━━━ Source material ━━━

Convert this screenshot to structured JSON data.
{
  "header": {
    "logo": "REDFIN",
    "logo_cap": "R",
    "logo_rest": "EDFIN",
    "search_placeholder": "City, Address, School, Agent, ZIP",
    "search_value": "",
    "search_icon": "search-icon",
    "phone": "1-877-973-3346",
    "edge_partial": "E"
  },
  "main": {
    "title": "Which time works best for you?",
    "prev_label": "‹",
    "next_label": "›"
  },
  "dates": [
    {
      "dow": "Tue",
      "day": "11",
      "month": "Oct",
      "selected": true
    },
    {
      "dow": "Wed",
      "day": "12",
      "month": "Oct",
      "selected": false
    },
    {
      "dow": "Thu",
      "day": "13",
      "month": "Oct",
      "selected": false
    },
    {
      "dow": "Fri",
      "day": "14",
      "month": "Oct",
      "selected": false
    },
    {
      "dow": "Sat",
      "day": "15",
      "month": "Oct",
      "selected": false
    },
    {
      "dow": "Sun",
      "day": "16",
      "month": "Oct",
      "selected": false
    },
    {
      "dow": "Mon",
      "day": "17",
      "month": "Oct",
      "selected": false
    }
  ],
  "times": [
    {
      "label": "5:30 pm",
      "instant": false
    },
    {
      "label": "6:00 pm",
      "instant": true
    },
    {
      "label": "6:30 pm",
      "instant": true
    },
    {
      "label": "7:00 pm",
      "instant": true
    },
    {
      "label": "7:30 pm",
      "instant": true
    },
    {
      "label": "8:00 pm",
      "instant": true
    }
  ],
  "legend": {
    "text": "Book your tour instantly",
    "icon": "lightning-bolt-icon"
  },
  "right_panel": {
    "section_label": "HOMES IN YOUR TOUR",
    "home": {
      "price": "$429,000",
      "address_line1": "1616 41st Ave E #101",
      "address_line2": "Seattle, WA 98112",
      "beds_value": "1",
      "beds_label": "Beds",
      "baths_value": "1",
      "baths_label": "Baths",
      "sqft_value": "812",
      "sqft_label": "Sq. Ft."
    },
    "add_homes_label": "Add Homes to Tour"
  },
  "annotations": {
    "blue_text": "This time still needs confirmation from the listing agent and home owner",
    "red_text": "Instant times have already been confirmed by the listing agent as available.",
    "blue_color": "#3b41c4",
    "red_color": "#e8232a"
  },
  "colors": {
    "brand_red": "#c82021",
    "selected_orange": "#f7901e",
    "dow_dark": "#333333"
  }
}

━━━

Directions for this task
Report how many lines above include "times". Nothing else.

Result of this exercise
2